--Other Dimensions: The ‘So Saying, He Vanished’ Quiz Revisited by Chet Williamson
-This is a new collection of final lines from notable works of weird fiction, with the reader challenged to match the final lines with the story title and author. The quiz and answers are below. 

--Rod Serling’s Lost ‘Christmas Carol’ by Sam Frank
“Written by Serling for the United Nations, Carol for Another Christmas aired in 1964 amid controversy and outrage, then vanished forever. Now, at last, the program has been rescued from oblivion – and so has the story behind it.”

-Sam Frank definitively documents the genesis, production, and reception of Rod Serling’s television play, “Carol for Another Christmas,” which aired on ABC on December 28, 1964. The play was a modern take on Charles Dickens’ A Christmas Carol, with the characters and events updated for the Cold War era. It concerns a militant, right-wing millionaire played by Sterling Hayden who is visited by three spirits on Christmas Eve, played by Steve Lawrence, Pat Hingle, and Robert Shaw, who show the stone-hearted millionaire the devastation wrought by unchecked military aggression.

-Sam Frank details the events which led a newly-created production company, in partnership with the U.N., to develop television programs aimed at illustrating the U.N.’s peacekeeping goals. Frank details Rod Serling’s involvement with the program near the end of The Twilight Zone, the struggle to find a network willing to air the plays, the continuous effort to get approval from the U.N., the trouble caused by far-right groups who wrote thousands of letters in an attempt to get the network to back out, and describes the production troubles association with the ambitious project.

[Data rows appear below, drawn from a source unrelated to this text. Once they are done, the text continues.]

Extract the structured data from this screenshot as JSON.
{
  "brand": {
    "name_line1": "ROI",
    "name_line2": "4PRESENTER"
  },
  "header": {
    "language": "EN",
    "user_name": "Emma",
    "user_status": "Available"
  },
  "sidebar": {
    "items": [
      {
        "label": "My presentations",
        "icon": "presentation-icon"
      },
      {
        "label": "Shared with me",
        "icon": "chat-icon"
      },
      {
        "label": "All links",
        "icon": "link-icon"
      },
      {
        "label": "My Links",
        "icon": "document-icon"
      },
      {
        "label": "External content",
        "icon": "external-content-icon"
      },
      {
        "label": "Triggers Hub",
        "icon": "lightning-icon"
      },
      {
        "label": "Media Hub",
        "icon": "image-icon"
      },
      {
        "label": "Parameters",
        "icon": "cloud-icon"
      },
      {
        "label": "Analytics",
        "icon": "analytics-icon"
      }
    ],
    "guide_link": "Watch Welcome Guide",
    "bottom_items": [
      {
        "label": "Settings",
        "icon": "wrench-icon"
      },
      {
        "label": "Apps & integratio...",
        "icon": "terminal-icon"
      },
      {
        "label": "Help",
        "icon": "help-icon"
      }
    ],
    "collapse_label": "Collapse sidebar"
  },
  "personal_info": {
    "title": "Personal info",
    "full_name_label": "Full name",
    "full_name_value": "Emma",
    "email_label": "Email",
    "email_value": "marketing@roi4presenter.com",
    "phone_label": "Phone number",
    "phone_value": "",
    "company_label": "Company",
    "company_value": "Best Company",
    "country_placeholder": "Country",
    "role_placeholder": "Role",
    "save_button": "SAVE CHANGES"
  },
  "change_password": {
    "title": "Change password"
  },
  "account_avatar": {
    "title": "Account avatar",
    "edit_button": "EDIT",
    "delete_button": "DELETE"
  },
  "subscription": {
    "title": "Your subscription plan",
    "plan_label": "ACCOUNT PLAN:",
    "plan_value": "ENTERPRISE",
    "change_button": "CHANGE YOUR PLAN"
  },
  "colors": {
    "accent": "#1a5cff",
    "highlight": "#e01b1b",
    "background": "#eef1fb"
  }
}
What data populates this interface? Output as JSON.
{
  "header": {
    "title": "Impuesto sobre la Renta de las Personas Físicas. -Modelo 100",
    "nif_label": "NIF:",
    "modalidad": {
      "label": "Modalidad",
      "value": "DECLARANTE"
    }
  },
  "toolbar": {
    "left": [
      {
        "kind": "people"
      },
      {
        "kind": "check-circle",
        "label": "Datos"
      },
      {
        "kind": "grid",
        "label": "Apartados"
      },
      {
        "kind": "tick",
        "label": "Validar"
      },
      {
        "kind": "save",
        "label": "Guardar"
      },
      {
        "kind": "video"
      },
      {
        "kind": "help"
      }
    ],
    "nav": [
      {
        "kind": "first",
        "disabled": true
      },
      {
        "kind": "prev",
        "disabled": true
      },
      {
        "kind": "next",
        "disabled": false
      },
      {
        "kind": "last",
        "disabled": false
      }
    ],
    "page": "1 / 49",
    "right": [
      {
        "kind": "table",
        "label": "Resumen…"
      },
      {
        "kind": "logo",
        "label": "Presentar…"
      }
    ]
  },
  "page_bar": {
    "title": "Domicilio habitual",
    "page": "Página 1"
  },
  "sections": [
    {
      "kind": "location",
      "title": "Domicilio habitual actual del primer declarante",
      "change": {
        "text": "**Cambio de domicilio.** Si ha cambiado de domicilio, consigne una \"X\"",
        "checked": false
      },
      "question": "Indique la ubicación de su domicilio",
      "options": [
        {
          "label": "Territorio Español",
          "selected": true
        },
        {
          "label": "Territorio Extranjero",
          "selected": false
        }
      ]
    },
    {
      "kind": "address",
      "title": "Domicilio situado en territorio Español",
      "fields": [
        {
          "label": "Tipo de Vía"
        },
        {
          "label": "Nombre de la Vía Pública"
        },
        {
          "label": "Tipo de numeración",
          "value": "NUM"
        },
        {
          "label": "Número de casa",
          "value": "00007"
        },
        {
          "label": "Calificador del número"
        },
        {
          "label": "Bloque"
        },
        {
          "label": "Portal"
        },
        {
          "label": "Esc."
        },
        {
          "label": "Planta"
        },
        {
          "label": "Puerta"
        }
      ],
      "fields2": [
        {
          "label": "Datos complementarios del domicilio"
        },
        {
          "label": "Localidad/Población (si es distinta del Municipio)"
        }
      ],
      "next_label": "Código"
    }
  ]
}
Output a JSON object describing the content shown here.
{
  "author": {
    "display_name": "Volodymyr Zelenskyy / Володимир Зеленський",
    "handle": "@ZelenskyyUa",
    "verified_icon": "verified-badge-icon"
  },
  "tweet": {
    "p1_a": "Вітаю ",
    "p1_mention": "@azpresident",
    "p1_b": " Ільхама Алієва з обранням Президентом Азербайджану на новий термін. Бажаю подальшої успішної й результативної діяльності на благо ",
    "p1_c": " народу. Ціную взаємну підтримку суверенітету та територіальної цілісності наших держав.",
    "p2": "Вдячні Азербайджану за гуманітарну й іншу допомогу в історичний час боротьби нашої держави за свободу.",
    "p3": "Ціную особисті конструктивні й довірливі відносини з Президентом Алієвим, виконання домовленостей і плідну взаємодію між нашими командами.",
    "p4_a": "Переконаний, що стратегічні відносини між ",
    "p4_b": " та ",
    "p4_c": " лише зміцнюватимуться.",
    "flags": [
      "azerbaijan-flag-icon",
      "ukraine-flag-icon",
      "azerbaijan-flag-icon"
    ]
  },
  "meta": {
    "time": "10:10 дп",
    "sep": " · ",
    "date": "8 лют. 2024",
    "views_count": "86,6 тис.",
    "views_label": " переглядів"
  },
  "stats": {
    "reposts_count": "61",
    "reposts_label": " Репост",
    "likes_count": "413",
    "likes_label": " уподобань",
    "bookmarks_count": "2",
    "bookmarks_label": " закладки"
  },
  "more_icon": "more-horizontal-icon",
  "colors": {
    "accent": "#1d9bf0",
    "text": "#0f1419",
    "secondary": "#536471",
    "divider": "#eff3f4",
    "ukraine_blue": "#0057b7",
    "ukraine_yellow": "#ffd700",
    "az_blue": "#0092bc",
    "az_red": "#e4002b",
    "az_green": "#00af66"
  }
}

Frank provides details on the all-star cast and crews who participated in the project, discusses the other plays created for the project, examines the critical reception of the play, and gives an honest and balanced assessment of Serling’s script. Lastly, Frank reports on the recent finding of a print of “Carol for Another Christmas,” which had not been seen since its original broadcast.

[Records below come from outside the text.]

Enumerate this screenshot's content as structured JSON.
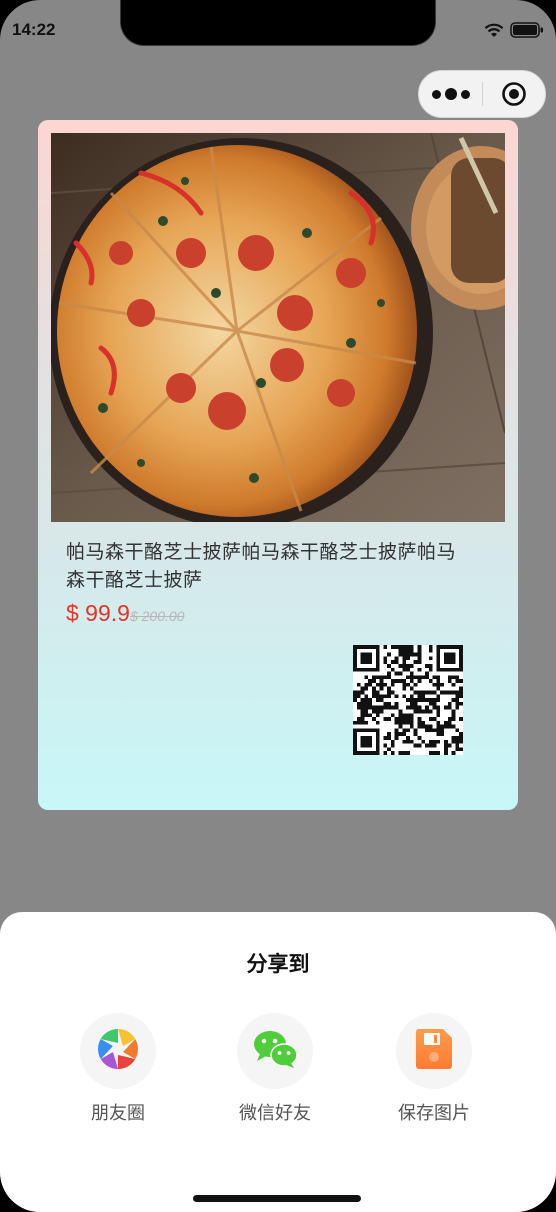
{
  "status_bar": {
    "time": "14:22"
  },
  "poster": {
    "title": "帕马森干酪芝士披萨帕马森干酪芝士披萨帕马森干酪芝士披萨",
    "price": "$ 99.9",
    "original_price": "$ 200.00"
  },
  "share_sheet": {
    "title": "分享到",
    "options": [
      {
        "label": "朋友圈",
        "icon": "moments-icon"
      },
      {
        "label": "微信好友",
        "icon": "wechat-icon"
      },
      {
        "label": "保存图片",
        "icon": "save-image-icon"
      }
    ]
  },
  "colors": {
    "price": "#e8332a",
    "wechat_green": "#4fcd3a",
    "save_orange": "#ff8a3d"
  }
}
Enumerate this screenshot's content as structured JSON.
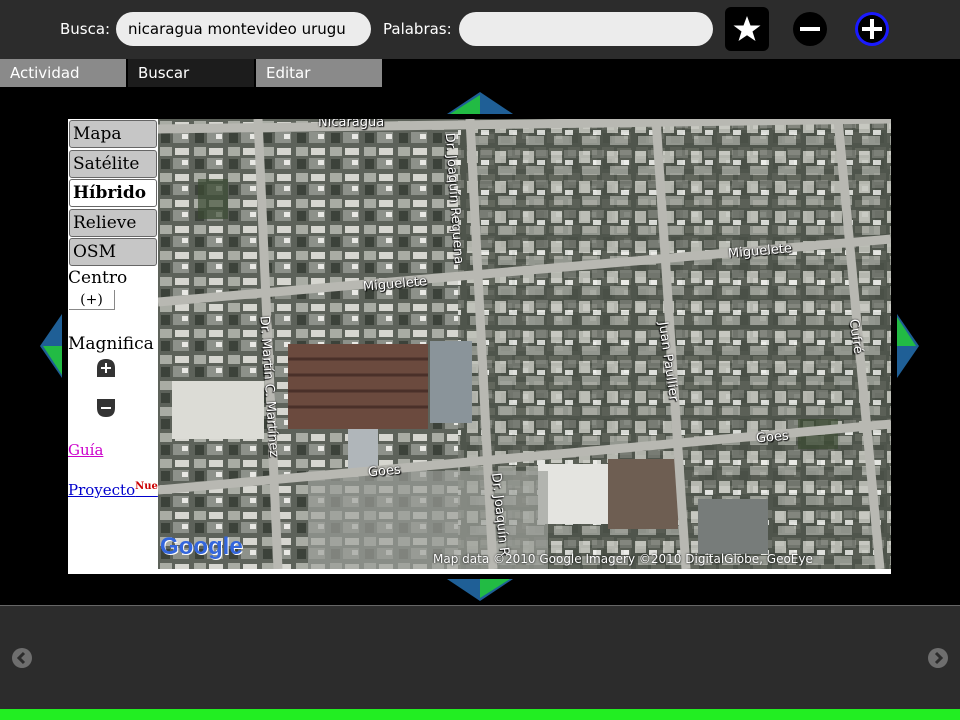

-This article is a highly detailed account of the creation and reception of “Carol for Another Christmas” and a brief summation here does not do justice to the amount of information Sam Frank includes in his article. The article contains quotes from the play and from interviews with Serling as well as several photographs. Although it was difficult to view the play for many years, “Carol for Another Christmas” is now widely available to own on DVD and occasionally appears on television. It remains a hidden gem in Rod Serling’s career and a testament to the type of positive social change Serling was constantly striving to create with his writings.

--Show-By-Show Guide: TV’s Twilight Zone, Part Twenty-Two by Marc Scott Zicree
-Marc Scott Zicree, author of The Twilight Zone Companion (now in a 3rd edition), continues his guide to the original series by including cast and crew information, a summary, and Rod Serling’s opening and closing narrations for the fifth season episodes “Black Leather Jackets,” “Night Call,” and “From Agnes – with Love.”

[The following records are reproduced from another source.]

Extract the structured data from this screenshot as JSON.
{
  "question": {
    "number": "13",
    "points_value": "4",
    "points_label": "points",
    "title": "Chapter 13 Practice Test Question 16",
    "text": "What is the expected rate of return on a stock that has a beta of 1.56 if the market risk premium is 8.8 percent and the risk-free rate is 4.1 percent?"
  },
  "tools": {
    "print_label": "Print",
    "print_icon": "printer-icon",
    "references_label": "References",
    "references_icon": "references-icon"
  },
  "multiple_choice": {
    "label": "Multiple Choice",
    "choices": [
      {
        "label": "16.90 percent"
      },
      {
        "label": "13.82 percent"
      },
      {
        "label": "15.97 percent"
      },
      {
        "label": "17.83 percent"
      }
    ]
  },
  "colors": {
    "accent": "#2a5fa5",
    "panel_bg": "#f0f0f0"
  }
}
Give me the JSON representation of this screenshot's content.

--TZ Classic Teleplay: “One for the Angels” by Rod Serling
-Presented here is Rod Serling’s script for the second episode of The Twilight Zone, which featured Ed Wynn as Lew Bookman, a genial sidewalk salesman who must outwit Mr. Death (Murray Hamilton) to save the life of a young girl. This heartwarming fan favorite first aired on October 9, 1959 as the second episode of the first season. It was directed by Robert Parrish. For more information on the episode, see our review here.

--Looking Ahead: In April’s Anniversary Issue
-Next issue marks the second anniversary of the magazine. Behind a Rod Serling cover lies an issue full of interesting stories and articles. Highlights include Rod Serling’s notes for a Twilight Zone movie, an update on Twilight Zone: The Movie, the winning stories from the magazine’s annual story contest, an interview with Colin Wilson, Richard Matheson’s story which inspired his first season episode “A World of His Own” (also included), and much more. See you next month!